Trumpeter John Brunious received his first music lessons from his father, a jazz composer and arranger, who regularly entertained legends like Paul Barbarin and Johnny St. Cyr.

The band features 89-year-old Narvin Henry Kimball on banjo, whose father played bass with Fate Marable on the riverboat S.S. Capital. After a brief tour with his father, Kimball the younger played with Sidney Desvigne's Orchestra and Papa Celestin's Original Tuxedo Orchestra and composed the 1931 Ink Spots hit "Don't Let Old Age Creep Up on You."

After taking a break from professional music during the Depression, Kimball played bass behind Louis Armstrong at the National Jazz Foundation in 1945 before taking a job in the U.S. postal service, which he held until 1964. Kimball has played with the PHJB since its inception in 1961.

Joining the band 20 years later, pianist Thaddeus Richard also had a musical father who arranged and composed for Ray Charles. Bassist and conductor Ben Jaffe is the son of the band's founder and former tuba player Allan Jaffe. Jaffe graduated from the Oberlin conservatory and teaches at the New Orleans Center for Creative Arts.

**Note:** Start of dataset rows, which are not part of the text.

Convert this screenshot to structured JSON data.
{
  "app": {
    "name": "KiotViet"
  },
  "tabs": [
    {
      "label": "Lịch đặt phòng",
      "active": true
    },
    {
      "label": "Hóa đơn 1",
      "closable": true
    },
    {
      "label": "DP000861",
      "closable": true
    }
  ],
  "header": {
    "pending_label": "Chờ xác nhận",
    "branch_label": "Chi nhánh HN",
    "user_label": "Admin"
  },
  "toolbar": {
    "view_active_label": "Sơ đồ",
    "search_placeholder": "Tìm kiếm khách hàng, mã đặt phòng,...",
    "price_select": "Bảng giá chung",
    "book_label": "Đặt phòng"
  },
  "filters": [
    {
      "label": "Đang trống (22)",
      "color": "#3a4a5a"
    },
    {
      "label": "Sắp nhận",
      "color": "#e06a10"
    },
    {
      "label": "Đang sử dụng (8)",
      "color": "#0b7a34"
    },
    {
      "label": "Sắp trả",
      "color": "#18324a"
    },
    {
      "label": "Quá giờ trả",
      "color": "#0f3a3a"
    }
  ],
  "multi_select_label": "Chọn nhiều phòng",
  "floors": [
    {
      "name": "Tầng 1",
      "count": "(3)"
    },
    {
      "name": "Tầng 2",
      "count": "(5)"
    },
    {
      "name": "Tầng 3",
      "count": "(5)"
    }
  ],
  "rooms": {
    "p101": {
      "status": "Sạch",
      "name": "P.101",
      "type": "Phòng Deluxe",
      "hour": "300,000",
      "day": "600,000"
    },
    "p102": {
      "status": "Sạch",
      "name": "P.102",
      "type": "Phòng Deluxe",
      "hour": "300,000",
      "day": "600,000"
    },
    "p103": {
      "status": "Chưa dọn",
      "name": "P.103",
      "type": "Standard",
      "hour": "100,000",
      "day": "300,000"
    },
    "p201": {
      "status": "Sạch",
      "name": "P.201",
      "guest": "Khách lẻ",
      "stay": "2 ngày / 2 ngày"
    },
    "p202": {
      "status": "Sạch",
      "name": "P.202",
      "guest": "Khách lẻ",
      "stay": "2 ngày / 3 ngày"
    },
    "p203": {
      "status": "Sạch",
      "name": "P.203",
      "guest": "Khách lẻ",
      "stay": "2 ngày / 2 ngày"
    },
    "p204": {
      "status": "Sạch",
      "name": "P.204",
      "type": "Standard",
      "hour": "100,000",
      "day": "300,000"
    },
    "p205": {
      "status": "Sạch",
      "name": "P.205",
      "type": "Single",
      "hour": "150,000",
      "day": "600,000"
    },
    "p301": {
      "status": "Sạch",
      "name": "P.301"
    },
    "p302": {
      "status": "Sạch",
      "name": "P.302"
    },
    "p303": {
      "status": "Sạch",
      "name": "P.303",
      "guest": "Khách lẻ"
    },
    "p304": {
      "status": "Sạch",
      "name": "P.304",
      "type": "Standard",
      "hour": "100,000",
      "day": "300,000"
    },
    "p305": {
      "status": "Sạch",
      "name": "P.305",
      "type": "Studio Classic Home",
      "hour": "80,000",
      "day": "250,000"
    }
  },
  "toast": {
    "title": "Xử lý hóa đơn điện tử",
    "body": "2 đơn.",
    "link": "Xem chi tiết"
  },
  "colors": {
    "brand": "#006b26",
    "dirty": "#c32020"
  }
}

Perhaps $20 isn't too steep a price for this group of second generation jazzers with Bourbon Street in their blood.